Where there were green fields


Robert E. Lee at Gettysburg

On a ridge, astride my horse,
A scene of hell spreads before me,
An acrid pall hangs over a valley,
Wild flowers no longer grow here,
Their splash of colors erased,
Where green grass grew, mottled grey,
What the eyes see, the ears refuse,
Sounds that no human should hear,
The metallic rain and thunder that fell,
Replaced with the rasp of suffering,
A constant wasp stinging the mind,
Burrowing into the body’s soul and sinew,
What madness possesses men to so struggle,
What insanity this sacrilege to earth,
Religion, ideology, imagined boundaries,
If there be gods what must they think,
What punishment greater awaits us all,
And yet we pursue, we choose sides,
Never really understanding why,
Reason clouded by ones heated passion,
Later in reflection, supping a bitter cup of regret,
I turn away riding into the fog of time,
The lesson is never learned, never realized,
It is a continuously spinning many-sided dreidel,
We are all doomed by its predictable choices,
Our only salvation is tomorrow, let it not be another today.

©2013, Donald Harbour


Flags flutter and fall

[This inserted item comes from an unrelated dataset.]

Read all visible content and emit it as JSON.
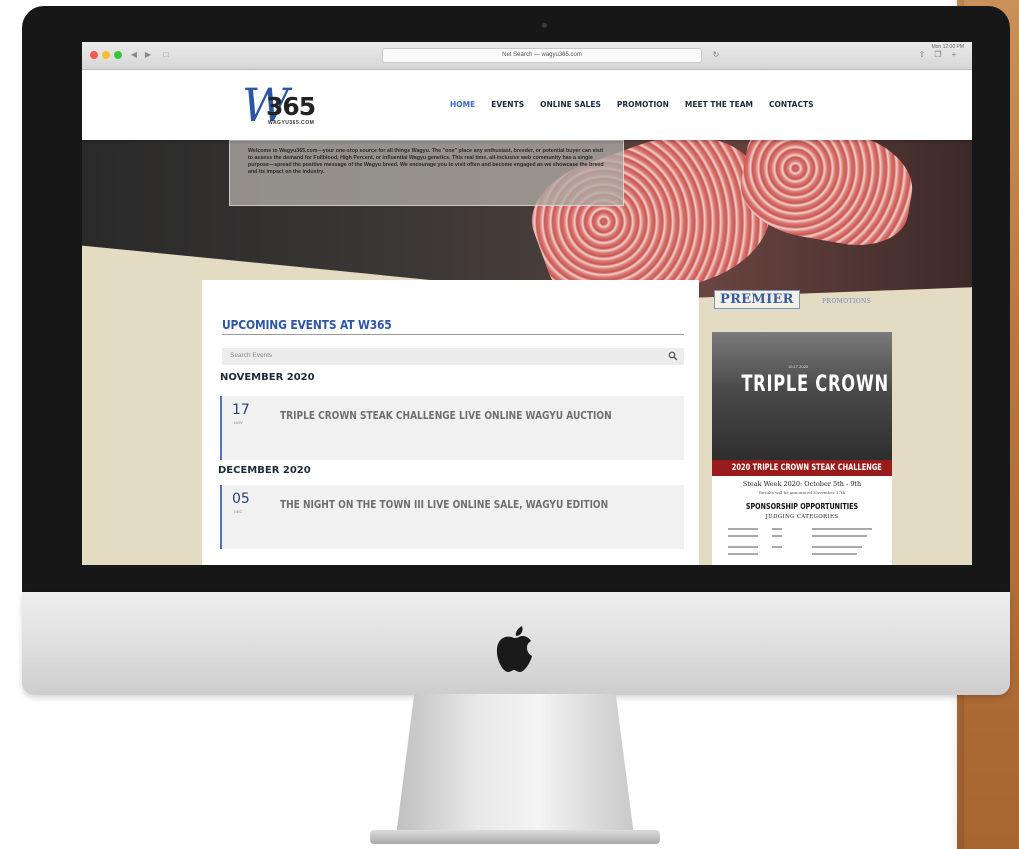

This dream…..this dream
haunts, it will not release me.
Men dressed in gray rags,
sunken eyes, hollow cheeks,
heads hung, shuffling down
a dusty desolate red rime road.
Some with shoes, some barefooted.
They parade in lines of hundreds,
in small groups, a few stumble alone.
Men with slack mouths, dumbfounded.
“How did they get here,” I ask.
A voice answers in a whisper,
“They lost, in defeat they lost.”
I cannot speak to them, for
my heart is heavy, not for their loss,
for their humanity, their despair.
“Why have they come to this?”
The voice answers,
“Their cause was not just,
their belief was not valid.”
Before me a passing wagon moans
filled with broken bandaged men,
flies attack their festering wounds.
The air is heavy with the scent of battle,
gun powder, steel, blood and flesh.
It is a pitiless horror, a waste,
as are all wars through the ages.
Winners suffer as much as the conquered.
The earth groans to absorb the violence.
The tears that stain my cheeks burn,
their acrid path seared by sorrow.
“There is so much pain,” I say.
“It is a nation’s to bear,” intones the voice.
“For what was lost will never be,
what will be will heal the wounds.
That which divided will bond the parts.”
The ragged men begin to fade from sight,
filing over the crest of a southern leading hill.
Bathed in a sunset of crimson, the
blue sky a background with lines of stars.
As darkness descends on this scene,
guidons cast off their red gilded staffs,
all their flags of honor have fluttered and fallen.

© 2011, Donald Harbour